Today, skiing offers a diverse range of disciplines, from alpine and freestyle skiing to cross-country and ski touring. Modern skiing techniques continue to evolve, with a focus on precision, speed, and safety. Ski technology, including lightweight materials and advanced ski designs, allows for greater performance and versatility on the slopes.
Snowboarding: A Radical Departure from Tradition
Birth of Snowboarding
Snowboarding, in contrast to skiing, is a relatively young sport that emerged in the late 20th century. Its origins can be traced back to individuals who sought to combine elements of skateboarding and surfing on the snow. In 1965, Sherman Poppen invented the “Snurfer,” a precursor to the modern snowboard.
Early Snowboarding Techniques
The early days of snowboarding were characterized by a lack of specialized equipment and formalized techniques. Riders used rudimentary boards with no bindings or edges. Balance and control were achieved through sheer athleticism and improvisation.
Introduction of Bindings and Techniques
As snowboarding gained popularity, equipment and techniques evolved rapidly. Key developments include:
Introduction of Bindings: The addition of bindings in the 1980s allowed riders to secure their feet to the snowboard, greatly enhancing control and stability. This marked a pivotal moment in the sport’s evolution.
Freestyle Revolution: Snowboarding became known for its freestyle aspect, with riders performing tricks, spins, and grabs in terrain parks and halfpipes. Snowboarders developed a distinct style, characterized by dynamic and creative maneuvers.
Alpine Snowboarding: While freestyle snowboarding remained popular, alpine or “carving” snowboarding also emerged. This discipline focuses on precise turns and high-speed descents, similar to alpine skiing.
Halfpipe and Big Air: The inclusion of snowboarding in the Winter X Games and Winter Olympics showcased spectacular feats in the halfpipe and big air events. Riders such as Shaun White and Chloe Kim became iconic figures in the sport.
Today, snowboarding continues to evolve with advances in equipment and technique. Snowboard designs have become more specialized, catering to various riding styles, including all-mountain, freestyle, and powder riding. Snowboarders have also pushed the boundaries of what’s possible with the sport, constantly inventing new tricks and maneuvers.

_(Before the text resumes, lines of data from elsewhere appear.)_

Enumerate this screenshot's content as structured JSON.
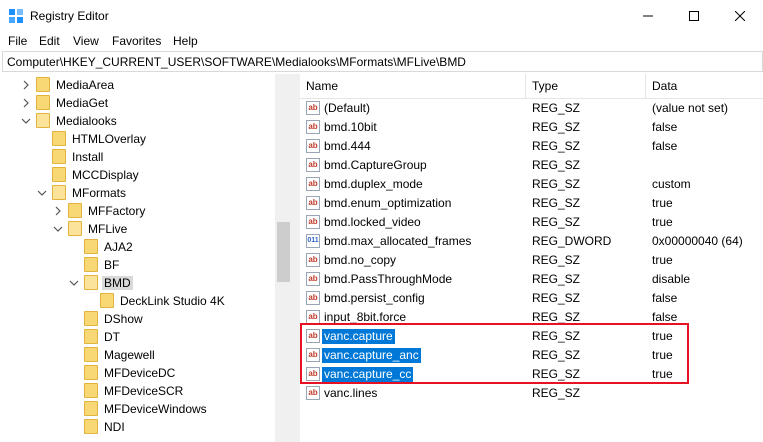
{
  "window": {
    "title": "Registry Editor",
    "minimize_icon": "minimize-icon",
    "maximize_icon": "maximize-icon",
    "close_icon": "close-icon"
  },
  "menu": [
    "File",
    "Edit",
    "View",
    "Favorites",
    "Help"
  ],
  "address": {
    "path": "Computer\\HKEY_CURRENT_USER\\SOFTWARE\\Medialooks\\MFormats\\MFLive\\BMD"
  },
  "tree": [
    {
      "label": "MediaArea",
      "chevron": "right",
      "selected": false
    },
    {
      "label": "MediaGet",
      "chevron": "right",
      "selected": false
    },
    {
      "label": "Medialooks",
      "chevron": "down",
      "selected": false
    },
    {
      "label": "HTMLOverlay",
      "chevron": "none",
      "selected": false
    },
    {
      "label": "Install",
      "chevron": "none",
      "selected": false
    },
    {
      "label": "MCCDisplay",
      "chevron": "none",
      "selected": false
    },
    {
      "label": "MFormats",
      "chevron": "down",
      "selected": false
    },
    {
      "label": "MFFactory",
      "chevron": "right",
      "selected": false
    },
    {
      "label": "MFLive",
      "chevron": "down",
      "selected": false
    },
    {
      "label": "AJA2",
      "chevron": "none",
      "selected": false
    },
    {
      "label": "BF",
      "chevron": "none",
      "selected": false
    },
    {
      "label": "BMD",
      "chevron": "down",
      "selected": true
    },
    {
      "label": "DeckLink Studio 4K",
      "chevron": "none",
      "selected": false
    },
    {
      "label": "DShow",
      "chevron": "none",
      "selected": false
    },
    {
      "label": "DT",
      "chevron": "none",
      "selected": false
    },
    {
      "label": "Magewell",
      "chevron": "none",
      "selected": false
    },
    {
      "label": "MFDeviceDC",
      "chevron": "none",
      "selected": false
    },
    {
      "label": "MFDeviceSCR",
      "chevron": "none",
      "selected": false
    },
    {
      "label": "MFDeviceWindows",
      "chevron": "none",
      "selected": false
    },
    {
      "label": "NDI",
      "chevron": "none",
      "selected": false
    }
  ],
  "columns": {
    "name": "Name",
    "type": "Type",
    "data": "Data"
  },
  "values": [
    {
      "name": "(Default)",
      "type": "REG_SZ",
      "data": "(value not set)",
      "icon": "ab",
      "selected": false
    },
    {
      "name": "bmd.10bit",
      "type": "REG_SZ",
      "data": "false",
      "icon": "ab",
      "selected": false
    },
    {
      "name": "bmd.444",
      "type": "REG_SZ",
      "data": "false",
      "icon": "ab",
      "selected": false
    },
    {
      "name": "bmd.CaptureGroup",
      "type": "REG_SZ",
      "data": "",
      "icon": "ab",
      "selected": false
    },
    {
      "name": "bmd.duplex_mode",
      "type": "REG_SZ",
      "data": "custom",
      "icon": "ab",
      "selected": false
    },
    {
      "name": "bmd.enum_optimization",
      "type": "REG_SZ",
      "data": "true",
      "icon": "ab",
      "selected": false
    },
    {
      "name": "bmd.locked_video",
      "type": "REG_SZ",
      "data": "true",
      "icon": "ab",
      "selected": false
    },
    {
      "name": "bmd.max_allocated_frames",
      "type": "REG_DWORD",
      "data": "0x00000040 (64)",
      "icon": "011",
      "selected": false
    },
    {
      "name": "bmd.no_copy",
      "type": "REG_SZ",
      "data": "true",
      "icon": "ab",
      "selected": false
    },
    {
      "name": "bmd.PassThroughMode",
      "type": "REG_SZ",
      "data": "disable",
      "icon": "ab",
      "selected": false
    },
    {
      "name": "bmd.persist_config",
      "type": "REG_SZ",
      "data": "false",
      "icon": "ab",
      "selected": false
    },
    {
      "name": "input_8bit.force",
      "type": "REG_SZ",
      "data": "false",
      "icon": "ab",
      "selected": false
    },
    {
      "name": "vanc.capture",
      "type": "REG_SZ",
      "data": "true",
      "icon": "ab",
      "selected": true
    },
    {
      "name": "vanc.capture_anc",
      "type": "REG_SZ",
      "data": "true",
      "icon": "ab",
      "selected": true
    },
    {
      "name": "vanc.capture_cc",
      "type": "REG_SZ",
      "data": "true",
      "icon": "ab",
      "selected": true
    },
    {
      "name": "vanc.lines",
      "type": "REG_SZ",
      "data": "",
      "icon": "ab",
      "selected": false
    }
  ],
  "colors": {
    "selection": "#0078d7",
    "highlight_box": "#e81123",
    "folder": "#f8d775"
  }
}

The evolution of skiing and snowboarding techniques has transformed these winter sports from ancient modes of transportation and recreation into dynamic and thrilling activities enjoyed by millions worldwide. While skiing has a longer history, snowboarding’s relatively recent emergence has injected fresh energy and innovation into the world of winter sports. Both disciplines continue to evolve, offering a wide range of styles and experiences for enthusiasts of all levels. Whether you prefer the precision of carving on skis or the creativity of freestyle snowboarding, the world of snow sports has something to offer everyone, and the journey of evolution is far from over.